“We want to be a team that dictates the flow of the game with our defense. We will want to speed people up and take them out of what they want to do. Whether that is picking them up with full court pressure and forcing their point guards to perform extra work, or forcing them to change the way they want to start their offense. This may mean forcing the other team to start or catch the ball two-to-three feet outside of where they prefer to start their offense,” Haden said. “We will want to keep them out of the middle of the floor. We want that area to be ours and force them to mostly play on the outer third of the court.”

Moberly Lady Greyhounds fans this season will only notice one returning face from last year's team – and that's 6'1 reserve Chrishey Wilkes of St. Louis - that put together one of the most remarkable campaign's in the women's program's 41-year history. Under seven-year head coach Chad Killinger the team won 32 consecutive games en route to qualifying for the NJCAA Division I Women's National Championship Tournament held at Lubbock, Texas.

The Lady Greyhounds lost its first contest there and only game of the season, and later Killinger

announced his resignation to accept an assistant women's coaching position at NCAA Division I East Carolina University at Greensboro, N.C.

Joining Wilkes as part of Haden's inaugural season at MACC are sophomore transfers Alexis Singleton, a 5'4 guard form El Paso, Texas, 5-9 guard Rickeisha Sheard of Chicago, and 5'9 guard Kezia Holmes of Warner Robins, Ga.

Freshmen are 5'11 guard Darryn Zeigler of Shaker Heights, Ohio, 5'7 guard Kaysie Newson of East St. Louis, Ill., 5'9 guard Zahra Daniel of Miami, Fla., 5'6 guard Rachel Spencer of Chicago, 5'11 guard Mauricea Mathis of St. Louis, 5'4 guard Vallen Rush of St. Louis, 5'9 guard Chatori Tyler of Summit, Ill., 5'7 guard Shania Liburd of St. Thomas, Virgin Islands, , 5'9 guard Taylor-Lawson Hicks of St. Louis, 6'0 forward Danyelle Millett of St. Louis, and 5'9 forward Aquila Anderson of Chicago.

Katelyn Clark, a 6'2 forward from Cahokia, Ill., is a redshirt freshman.
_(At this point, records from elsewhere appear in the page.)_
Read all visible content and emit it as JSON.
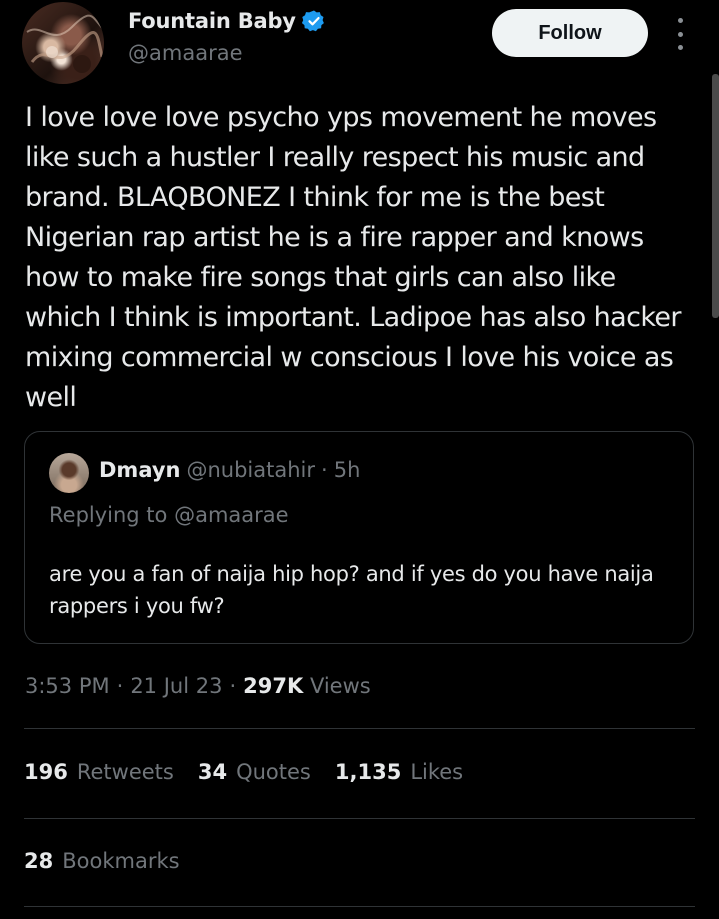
{
  "author": {
    "display_name": "Fountain Baby",
    "handle": "@amaarae",
    "verified": true
  },
  "follow_label": "Follow",
  "tweet_text": "I love love love psycho yps movement he moves like such a hustler I really respect his music and brand. BLAQBONEZ I think for me is the best Nigerian rap artist he is a fire rapper and knows how to make fire songs that girls can also like which I think is important. Ladipoe has also hacker mixing commercial w conscious I love his voice as well",
  "quoted": {
    "display_name": "Dmayn",
    "handle": "@nubiatahir",
    "separator": "·",
    "time": "5h",
    "reply_prefix": "Replying to",
    "reply_to": "@amaarae",
    "text": "are you a fan of naija hip hop? and if yes do you have naija rappers i you fw?"
  },
  "meta": {
    "time": "3:53 PM",
    "separator": "·",
    "date": "21 Jul 23",
    "views_count": "297K",
    "views_label": "Views"
  },
  "stats": {
    "retweets_count": "196",
    "retweets_label": "Retweets",
    "quotes_count": "34",
    "quotes_label": "Quotes",
    "likes_count": "1,135",
    "likes_label": "Likes",
    "bookmarks_count": "28",
    "bookmarks_label": "Bookmarks"
  },
  "colors": {
    "background": "#000000",
    "text_primary": "#e7e9ea",
    "text_secondary": "#71767b",
    "border": "#2f3336",
    "verified_blue": "#1d9bf0",
    "follow_bg": "#eff3f4"
  },
  "icons": [
    "verified-badge-icon",
    "more-options-icon"
  ]
}
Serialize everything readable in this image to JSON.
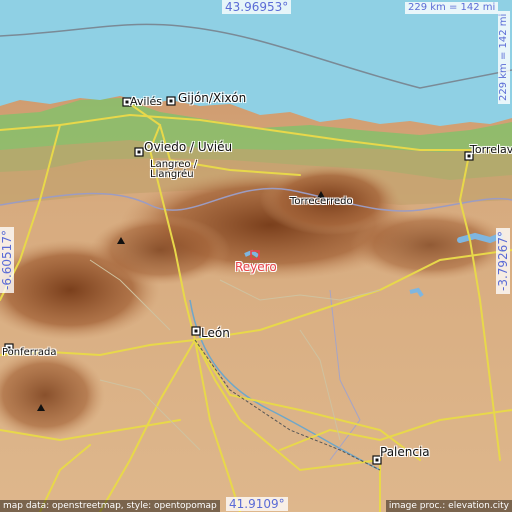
{
  "coordinates": {
    "top_lat": "43.96953°",
    "bottom_lat": "41.9109°",
    "left_lon": "-6.60517°",
    "right_lon": "-3.79267°"
  },
  "scale": {
    "horizontal": "229 km = 142 mi",
    "vertical": "229 km = 142 mi"
  },
  "places": {
    "aviles": "Avilés",
    "gijon": "Gijón/Xixón",
    "oviedo": "Oviedo / Uviéu",
    "langreo": "Langreo /\nLlangréu",
    "torrelavega": "Torrelaveg",
    "torrecerredo": "Torrecerredo",
    "reyero": "Reyero",
    "leon": "León",
    "ponferrada": "Ponferrada",
    "palencia": "Palencia"
  },
  "credits": {
    "left": "map data: openstreetmap, style: opentopomap",
    "right": "image proc.: elevation.city"
  },
  "colors": {
    "sea": "#8fd0e4",
    "lowland_green": "#7bbf6a",
    "terrain_tan": "#d8ad7e",
    "mountain_brown": "#9a5a30",
    "road_yellow": "#e8d84a",
    "target_red": "#e8434a",
    "coord_blue": "#5b6cd6"
  },
  "icons": [
    "city-square-icon",
    "peak-triangle-icon",
    "target-square-icon"
  ]
}
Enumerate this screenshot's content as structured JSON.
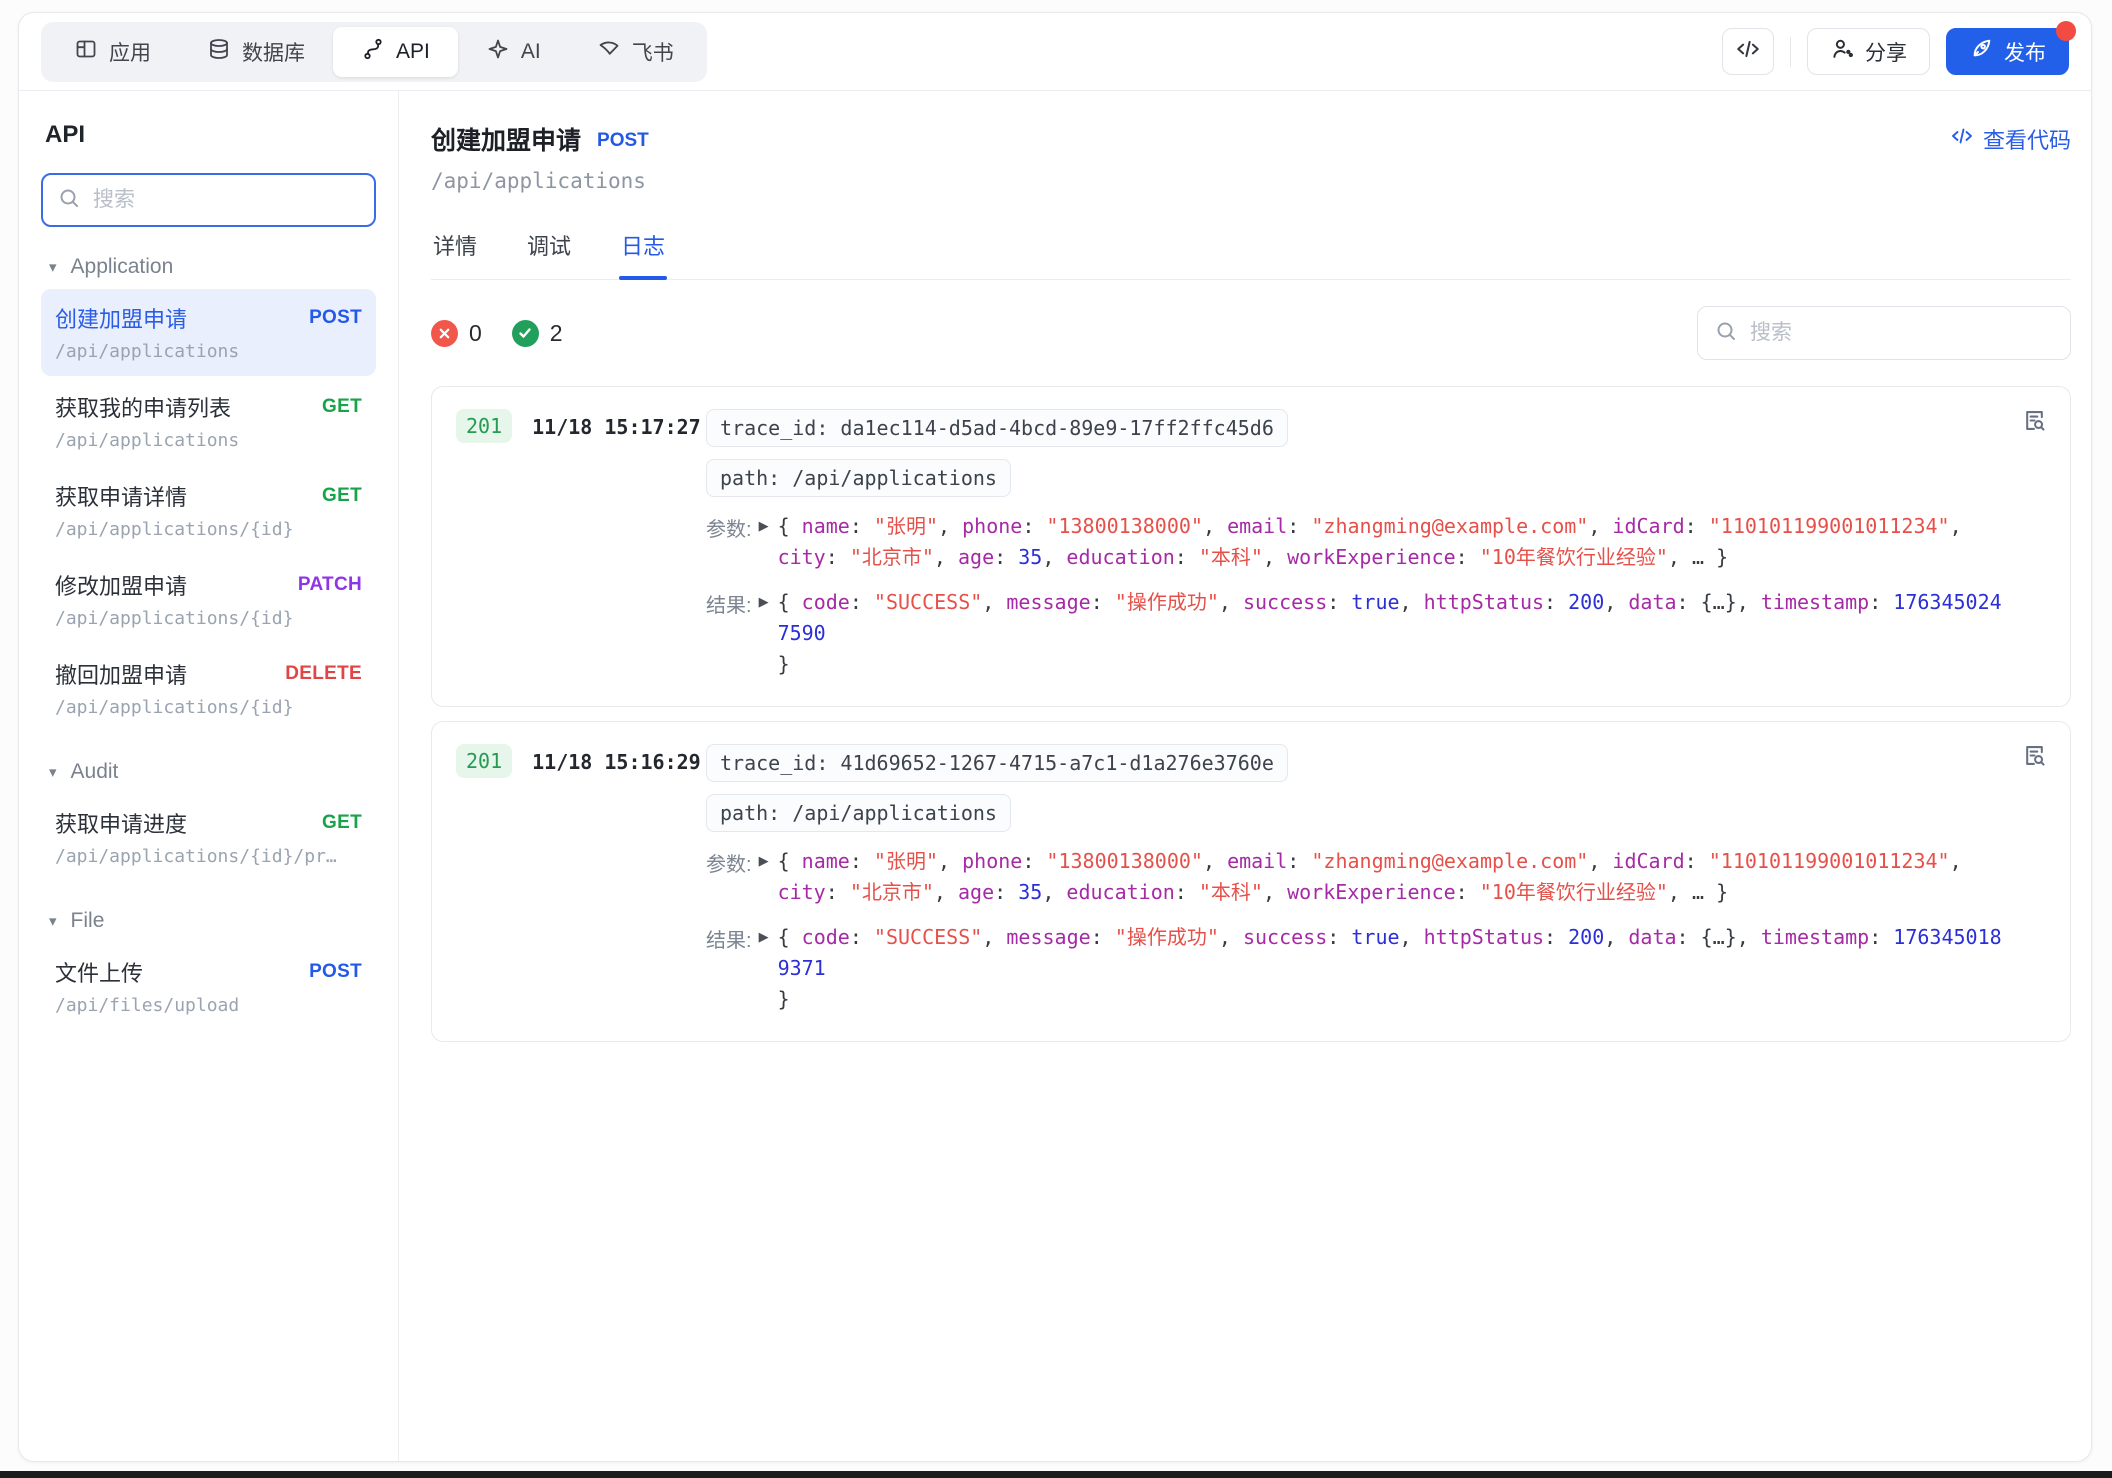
{
  "colors": {
    "accent_blue": "#2260ea",
    "method_post": "#2458e6",
    "method_get": "#17a34a",
    "method_patch": "#8f35e8",
    "method_delete": "#e04444",
    "status_success": "#22a05b",
    "status_error": "#f2574c",
    "badge_201_bg": "#e6f6eb",
    "badge_201_text": "#259a52",
    "selected_item_bg": "#e9effc"
  },
  "top_nav": {
    "tabs": [
      {
        "label": "应用",
        "icon": "app-grid-icon"
      },
      {
        "label": "数据库",
        "icon": "database-icon"
      },
      {
        "label": "API",
        "icon": "api-route-icon",
        "active": true
      },
      {
        "label": "AI",
        "icon": "ai-sparkle-icon"
      },
      {
        "label": "飞书",
        "icon": "feishu-icon"
      }
    ],
    "share_label": "分享",
    "publish_label": "发布"
  },
  "sidebar": {
    "title": "API",
    "search_placeholder": "搜索",
    "groups": [
      {
        "label": "Application",
        "items": [
          {
            "title": "创建加盟申请",
            "method": "POST",
            "path": "/api/applications",
            "selected": true
          },
          {
            "title": "获取我的申请列表",
            "method": "GET",
            "path": "/api/applications"
          },
          {
            "title": "获取申请详情",
            "method": "GET",
            "path": "/api/applications/{id}"
          },
          {
            "title": "修改加盟申请",
            "method": "PATCH",
            "path": "/api/applications/{id}"
          },
          {
            "title": "撤回加盟申请",
            "method": "DELETE",
            "path": "/api/applications/{id}"
          }
        ]
      },
      {
        "label": "Audit",
        "items": [
          {
            "title": "获取申请进度",
            "method": "GET",
            "path": "/api/applications/{id}/pr…"
          }
        ]
      },
      {
        "label": "File",
        "items": [
          {
            "title": "文件上传",
            "method": "POST",
            "path": "/api/files/upload"
          }
        ]
      }
    ]
  },
  "main": {
    "title": "创建加盟申请",
    "method": "POST",
    "path": "/api/applications",
    "view_code_label": "查看代码",
    "tabs": [
      {
        "label": "详情"
      },
      {
        "label": "调试"
      },
      {
        "label": "日志",
        "active": true
      }
    ],
    "logs": {
      "error_count": "0",
      "success_count": "2",
      "search_placeholder": "搜索",
      "params_label": "参数:",
      "result_label": "结果:",
      "entries": [
        {
          "status": "201",
          "time": "11/18 15:17:27",
          "trace_id": "trace_id: da1ec114-d5ad-4bcd-89e9-17ff2ffc45d6",
          "path": "path: /api/applications",
          "params_tokens": [
            [
              "p",
              "{ "
            ],
            [
              "k",
              "name"
            ],
            [
              "p",
              ": "
            ],
            [
              "s",
              "\"张明\""
            ],
            [
              "p",
              ", "
            ],
            [
              "k",
              "phone"
            ],
            [
              "p",
              ": "
            ],
            [
              "s",
              "\"13800138000\""
            ],
            [
              "p",
              ", "
            ],
            [
              "k",
              "email"
            ],
            [
              "p",
              ": "
            ],
            [
              "s",
              "\"zhangming@example.com\""
            ],
            [
              "p",
              ", "
            ],
            [
              "k",
              "idCard"
            ],
            [
              "p",
              ": "
            ],
            [
              "s",
              "\"110101199001011234\""
            ],
            [
              "p",
              ","
            ],
            [
              "br",
              ""
            ],
            [
              "k",
              "city"
            ],
            [
              "p",
              ": "
            ],
            [
              "s",
              "\"北京市\""
            ],
            [
              "p",
              ", "
            ],
            [
              "k",
              "age"
            ],
            [
              "p",
              ": "
            ],
            [
              "n",
              "35"
            ],
            [
              "p",
              ", "
            ],
            [
              "k",
              "education"
            ],
            [
              "p",
              ": "
            ],
            [
              "s",
              "\"本科\""
            ],
            [
              "p",
              ", "
            ],
            [
              "k",
              "workExperience"
            ],
            [
              "p",
              ": "
            ],
            [
              "s",
              "\"10年餐饮行业经验\""
            ],
            [
              "p",
              ", … }"
            ]
          ],
          "result_tokens": [
            [
              "p",
              "{ "
            ],
            [
              "k",
              "code"
            ],
            [
              "p",
              ": "
            ],
            [
              "s",
              "\"SUCCESS\""
            ],
            [
              "p",
              ", "
            ],
            [
              "k",
              "message"
            ],
            [
              "p",
              ": "
            ],
            [
              "s",
              "\"操作成功\""
            ],
            [
              "p",
              ", "
            ],
            [
              "k",
              "success"
            ],
            [
              "p",
              ": "
            ],
            [
              "n",
              "true"
            ],
            [
              "p",
              ", "
            ],
            [
              "k",
              "httpStatus"
            ],
            [
              "p",
              ": "
            ],
            [
              "n",
              "200"
            ],
            [
              "p",
              ", "
            ],
            [
              "k",
              "data"
            ],
            [
              "p",
              ": {…}, "
            ],
            [
              "k",
              "timestamp"
            ],
            [
              "p",
              ": "
            ],
            [
              "n",
              "1763450247590"
            ],
            [
              "br",
              ""
            ],
            [
              "p",
              "}"
            ]
          ]
        },
        {
          "status": "201",
          "time": "11/18 15:16:29",
          "trace_id": "trace_id: 41d69652-1267-4715-a7c1-d1a276e3760e",
          "path": "path: /api/applications",
          "params_tokens": [
            [
              "p",
              "{ "
            ],
            [
              "k",
              "name"
            ],
            [
              "p",
              ": "
            ],
            [
              "s",
              "\"张明\""
            ],
            [
              "p",
              ", "
            ],
            [
              "k",
              "phone"
            ],
            [
              "p",
              ": "
            ],
            [
              "s",
              "\"13800138000\""
            ],
            [
              "p",
              ", "
            ],
            [
              "k",
              "email"
            ],
            [
              "p",
              ": "
            ],
            [
              "s",
              "\"zhangming@example.com\""
            ],
            [
              "p",
              ", "
            ],
            [
              "k",
              "idCard"
            ],
            [
              "p",
              ": "
            ],
            [
              "s",
              "\"110101199001011234\""
            ],
            [
              "p",
              ","
            ],
            [
              "br",
              ""
            ],
            [
              "k",
              "city"
            ],
            [
              "p",
              ": "
            ],
            [
              "s",
              "\"北京市\""
            ],
            [
              "p",
              ", "
            ],
            [
              "k",
              "age"
            ],
            [
              "p",
              ": "
            ],
            [
              "n",
              "35"
            ],
            [
              "p",
              ", "
            ],
            [
              "k",
              "education"
            ],
            [
              "p",
              ": "
            ],
            [
              "s",
              "\"本科\""
            ],
            [
              "p",
              ", "
            ],
            [
              "k",
              "workExperience"
            ],
            [
              "p",
              ": "
            ],
            [
              "s",
              "\"10年餐饮行业经验\""
            ],
            [
              "p",
              ", … }"
            ]
          ],
          "result_tokens": [
            [
              "p",
              "{ "
            ],
            [
              "k",
              "code"
            ],
            [
              "p",
              ": "
            ],
            [
              "s",
              "\"SUCCESS\""
            ],
            [
              "p",
              ", "
            ],
            [
              "k",
              "message"
            ],
            [
              "p",
              ": "
            ],
            [
              "s",
              "\"操作成功\""
            ],
            [
              "p",
              ", "
            ],
            [
              "k",
              "success"
            ],
            [
              "p",
              ": "
            ],
            [
              "n",
              "true"
            ],
            [
              "p",
              ", "
            ],
            [
              "k",
              "httpStatus"
            ],
            [
              "p",
              ": "
            ],
            [
              "n",
              "200"
            ],
            [
              "p",
              ", "
            ],
            [
              "k",
              "data"
            ],
            [
              "p",
              ": {…}, "
            ],
            [
              "k",
              "timestamp"
            ],
            [
              "p",
              ": "
            ],
            [
              "n",
              "1763450189371"
            ],
            [
              "br",
              ""
            ],
            [
              "p",
              "}"
            ]
          ]
        }
      ]
    }
  }
}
“My staff and I are pleasantly surprised at the player depth that we may have. People are still emerging into roles and they keep surprising us,” Haden said on Monday. “It's too early into our preseason to learn who our top players or starters will likely be. But there are a couple of our girls who we feel have done a good job setting the tone and establishing spots while the rest remains pretty wide open. I think Rickeisha has made a strong showing to be our No. 3 and Mauricea at the No. 4 position. At the guard positions, Alexis, Kaysie and Rachel will all likely see significant playing minutes at one of those positions.”

As a tune-up for the regular season campaign, the Lady Greyhounds have four preseason jamboree dates planned. Jamborees are open to the public, and teams will play multiple scrimmages having two 18-minute halves with a running clock against different colleges.

It begins this Saturday when they travel to Peoria, Ill. and participate in a session held at Illinois Central Community College. Moberly will compete with the host college, Lakeland CC, Ill. and Vincennes University, Ind. that day.

Other jamboree dates are Oct. 13 at Springfield, Mo., Oct. 20 at Lawrence, Kansas and Oct. 25 at University of Missouri-St. Louis.